  • 10 GB (the absolute minimum allowed), or

  • a value auto-calculated by the UI as follows: 5 GB + 2 x memory-per-SE, or

  • a number explicitly keyed in by the user (values less than 5 GB + 2 x memory-per-SE will be rejected)

Host Geo Profile

[Default is OFF] Enabling this provides extra configuration memory to support a large geo DB configuration.

Connection Memory Percentage

The percentage of memory reserved to maintain connection state. It comes at the expense of memory used for HTTP in-memory cache. Sliding the bar causes the percentage devoted to the connection state to range between its limits, 10% minimum and 90% maximum.

For information on hyper-threading modes, refer to Hyper-Threading Modes.

Datapath Heartbeat and IPC Encap Configuration

In NSX Advanced Load Balancer version 20.1.3, the following datapath heartbeat and IPC encap config knobs are moved to the segroup:

  • dp_hb_frequency

  • dp_hb_timeout_count

  • dp_aggressive_hb_frequency

  • dp_aggressive_hb_timeout_count

  • se_ip_encap_ipc

  • se_l3_encap_ipc

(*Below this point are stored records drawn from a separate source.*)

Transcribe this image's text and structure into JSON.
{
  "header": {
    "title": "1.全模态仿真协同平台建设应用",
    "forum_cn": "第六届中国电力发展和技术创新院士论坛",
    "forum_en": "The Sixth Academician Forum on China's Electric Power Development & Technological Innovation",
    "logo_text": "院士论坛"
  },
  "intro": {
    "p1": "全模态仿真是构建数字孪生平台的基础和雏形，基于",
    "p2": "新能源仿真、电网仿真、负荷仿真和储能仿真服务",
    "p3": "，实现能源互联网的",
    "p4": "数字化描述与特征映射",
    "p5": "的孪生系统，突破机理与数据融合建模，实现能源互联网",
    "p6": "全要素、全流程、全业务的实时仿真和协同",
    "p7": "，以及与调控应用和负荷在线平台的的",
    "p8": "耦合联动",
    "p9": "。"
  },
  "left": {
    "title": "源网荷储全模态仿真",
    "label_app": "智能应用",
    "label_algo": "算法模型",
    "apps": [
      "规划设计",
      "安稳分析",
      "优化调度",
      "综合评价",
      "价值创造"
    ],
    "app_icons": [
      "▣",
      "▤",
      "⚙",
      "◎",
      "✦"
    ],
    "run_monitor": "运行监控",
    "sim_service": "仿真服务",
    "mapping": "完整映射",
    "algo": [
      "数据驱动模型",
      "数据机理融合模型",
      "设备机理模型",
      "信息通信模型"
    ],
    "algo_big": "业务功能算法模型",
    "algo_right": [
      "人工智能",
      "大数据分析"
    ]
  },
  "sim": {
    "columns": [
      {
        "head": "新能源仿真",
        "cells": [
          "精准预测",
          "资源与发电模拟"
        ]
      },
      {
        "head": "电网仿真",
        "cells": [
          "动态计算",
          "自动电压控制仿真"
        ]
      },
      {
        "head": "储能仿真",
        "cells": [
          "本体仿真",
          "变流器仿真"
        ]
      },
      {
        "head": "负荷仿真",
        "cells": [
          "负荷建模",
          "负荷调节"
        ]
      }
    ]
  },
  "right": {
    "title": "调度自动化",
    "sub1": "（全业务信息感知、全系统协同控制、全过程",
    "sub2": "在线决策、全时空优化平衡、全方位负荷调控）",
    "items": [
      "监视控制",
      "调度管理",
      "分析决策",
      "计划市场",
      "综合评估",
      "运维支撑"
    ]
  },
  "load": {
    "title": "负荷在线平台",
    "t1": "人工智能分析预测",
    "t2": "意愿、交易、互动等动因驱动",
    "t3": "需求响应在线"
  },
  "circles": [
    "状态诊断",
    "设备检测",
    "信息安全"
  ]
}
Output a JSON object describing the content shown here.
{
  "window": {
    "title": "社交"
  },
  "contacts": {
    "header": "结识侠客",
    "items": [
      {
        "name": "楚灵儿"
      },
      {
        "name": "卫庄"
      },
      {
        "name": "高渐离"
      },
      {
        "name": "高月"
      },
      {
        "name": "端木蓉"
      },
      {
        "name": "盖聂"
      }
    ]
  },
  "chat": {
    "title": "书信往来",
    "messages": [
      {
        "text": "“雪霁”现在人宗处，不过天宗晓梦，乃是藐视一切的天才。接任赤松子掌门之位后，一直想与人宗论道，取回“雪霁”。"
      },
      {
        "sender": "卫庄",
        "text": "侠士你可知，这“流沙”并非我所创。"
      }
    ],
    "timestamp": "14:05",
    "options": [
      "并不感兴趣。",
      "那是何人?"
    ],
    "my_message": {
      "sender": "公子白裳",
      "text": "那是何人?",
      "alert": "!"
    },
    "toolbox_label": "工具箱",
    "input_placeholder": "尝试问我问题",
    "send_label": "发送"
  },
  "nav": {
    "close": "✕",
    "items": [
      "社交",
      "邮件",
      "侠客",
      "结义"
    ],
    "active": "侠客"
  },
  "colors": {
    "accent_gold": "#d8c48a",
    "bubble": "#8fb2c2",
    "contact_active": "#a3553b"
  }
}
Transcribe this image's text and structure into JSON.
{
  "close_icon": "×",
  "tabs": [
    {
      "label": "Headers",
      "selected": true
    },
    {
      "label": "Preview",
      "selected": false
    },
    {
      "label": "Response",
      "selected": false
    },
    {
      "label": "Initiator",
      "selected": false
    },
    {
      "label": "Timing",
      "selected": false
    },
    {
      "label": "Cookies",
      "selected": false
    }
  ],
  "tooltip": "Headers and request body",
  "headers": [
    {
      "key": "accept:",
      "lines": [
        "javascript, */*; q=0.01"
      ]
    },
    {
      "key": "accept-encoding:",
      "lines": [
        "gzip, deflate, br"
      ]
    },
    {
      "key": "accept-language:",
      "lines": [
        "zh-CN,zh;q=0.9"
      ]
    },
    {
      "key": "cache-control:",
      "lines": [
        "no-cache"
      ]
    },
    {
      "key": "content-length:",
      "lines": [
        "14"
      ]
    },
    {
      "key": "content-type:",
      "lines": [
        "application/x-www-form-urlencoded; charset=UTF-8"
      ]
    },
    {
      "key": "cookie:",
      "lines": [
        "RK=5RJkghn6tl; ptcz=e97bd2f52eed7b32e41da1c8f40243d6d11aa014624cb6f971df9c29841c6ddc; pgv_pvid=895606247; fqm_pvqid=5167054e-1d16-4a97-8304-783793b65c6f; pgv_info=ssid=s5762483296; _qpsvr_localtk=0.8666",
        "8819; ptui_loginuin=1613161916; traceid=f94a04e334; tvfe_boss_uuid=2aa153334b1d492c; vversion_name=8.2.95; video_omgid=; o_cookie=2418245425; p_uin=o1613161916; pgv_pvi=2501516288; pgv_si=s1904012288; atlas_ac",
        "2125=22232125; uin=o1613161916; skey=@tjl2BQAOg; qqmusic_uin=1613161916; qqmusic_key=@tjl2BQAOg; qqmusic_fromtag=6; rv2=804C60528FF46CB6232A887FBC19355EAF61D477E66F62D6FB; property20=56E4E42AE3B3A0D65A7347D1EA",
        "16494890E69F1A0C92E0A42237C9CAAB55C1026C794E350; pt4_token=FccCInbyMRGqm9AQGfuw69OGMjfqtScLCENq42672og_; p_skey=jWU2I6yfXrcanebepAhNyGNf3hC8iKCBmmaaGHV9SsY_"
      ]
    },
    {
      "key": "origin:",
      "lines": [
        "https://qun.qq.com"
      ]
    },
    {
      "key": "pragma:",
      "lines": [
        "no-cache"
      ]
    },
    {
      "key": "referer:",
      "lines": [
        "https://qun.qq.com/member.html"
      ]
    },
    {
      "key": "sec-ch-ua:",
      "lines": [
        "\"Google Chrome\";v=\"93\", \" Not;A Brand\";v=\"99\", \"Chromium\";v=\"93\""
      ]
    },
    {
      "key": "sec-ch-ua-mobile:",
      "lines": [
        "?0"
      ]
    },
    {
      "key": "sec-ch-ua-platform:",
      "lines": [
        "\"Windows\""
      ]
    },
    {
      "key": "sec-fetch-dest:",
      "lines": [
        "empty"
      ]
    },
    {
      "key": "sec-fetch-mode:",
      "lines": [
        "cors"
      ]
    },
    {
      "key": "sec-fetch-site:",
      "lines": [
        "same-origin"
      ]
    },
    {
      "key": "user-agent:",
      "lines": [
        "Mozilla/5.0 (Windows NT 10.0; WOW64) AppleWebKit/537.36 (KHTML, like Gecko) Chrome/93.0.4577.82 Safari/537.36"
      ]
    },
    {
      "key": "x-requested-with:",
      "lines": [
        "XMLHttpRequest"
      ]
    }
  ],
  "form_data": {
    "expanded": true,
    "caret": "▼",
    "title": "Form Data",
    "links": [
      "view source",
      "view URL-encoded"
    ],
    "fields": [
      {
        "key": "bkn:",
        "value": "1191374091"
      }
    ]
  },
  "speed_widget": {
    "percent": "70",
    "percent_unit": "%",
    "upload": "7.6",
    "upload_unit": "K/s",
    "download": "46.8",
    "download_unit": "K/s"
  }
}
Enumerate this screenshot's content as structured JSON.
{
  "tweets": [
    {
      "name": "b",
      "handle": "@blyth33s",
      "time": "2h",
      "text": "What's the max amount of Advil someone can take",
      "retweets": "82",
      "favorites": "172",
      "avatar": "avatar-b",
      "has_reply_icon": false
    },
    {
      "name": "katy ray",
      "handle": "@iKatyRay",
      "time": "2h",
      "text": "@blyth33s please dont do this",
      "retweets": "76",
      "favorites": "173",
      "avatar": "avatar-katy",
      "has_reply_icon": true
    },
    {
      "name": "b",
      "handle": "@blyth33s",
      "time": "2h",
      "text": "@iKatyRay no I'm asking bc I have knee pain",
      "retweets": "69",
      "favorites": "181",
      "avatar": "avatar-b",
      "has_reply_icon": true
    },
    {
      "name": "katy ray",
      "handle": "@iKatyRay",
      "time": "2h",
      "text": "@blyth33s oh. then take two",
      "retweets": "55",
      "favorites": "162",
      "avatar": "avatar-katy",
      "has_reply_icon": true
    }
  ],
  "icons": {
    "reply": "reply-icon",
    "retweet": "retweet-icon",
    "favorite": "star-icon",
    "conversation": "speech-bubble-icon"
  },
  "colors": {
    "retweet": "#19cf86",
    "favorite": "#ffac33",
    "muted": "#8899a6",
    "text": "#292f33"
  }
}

The seproperties based APIs for these config knobs will only work for the NSX Advanced Load Balancer version prior to 20.1.3 and they will not take any effect from 20.1.3 onwards. Likewise, SE group based APIs for these config knobs will take effect starting from NSX Advanced Load Balancer version 20.1.3.

However, upgrade from pre-20.1.3 seproperties based configuration to 20.1.3 will automatically migrate the config to segroup as a part of the upgrade migration routine.

License

License Tier

Specifies the license tier to be used by new SE groups. By default, this field inherits the value from the system configuration.

License Type

If no license type is specified, NSX Advanced Load Balancer applies default license enforcement for the cloud type. The default mappings are maxed SEs for a container cloud, cores for OpenStack and VMware, and sockets for Linux.

Instance Flavor

Instance type is an AWS term. In a cloud deployment, this parameter identifies one of a set of AWS EC2 instance types. The flavor is the analogous OpenStack term. Other clouds (especially public clouds) may have their terminology for essentially the same thing.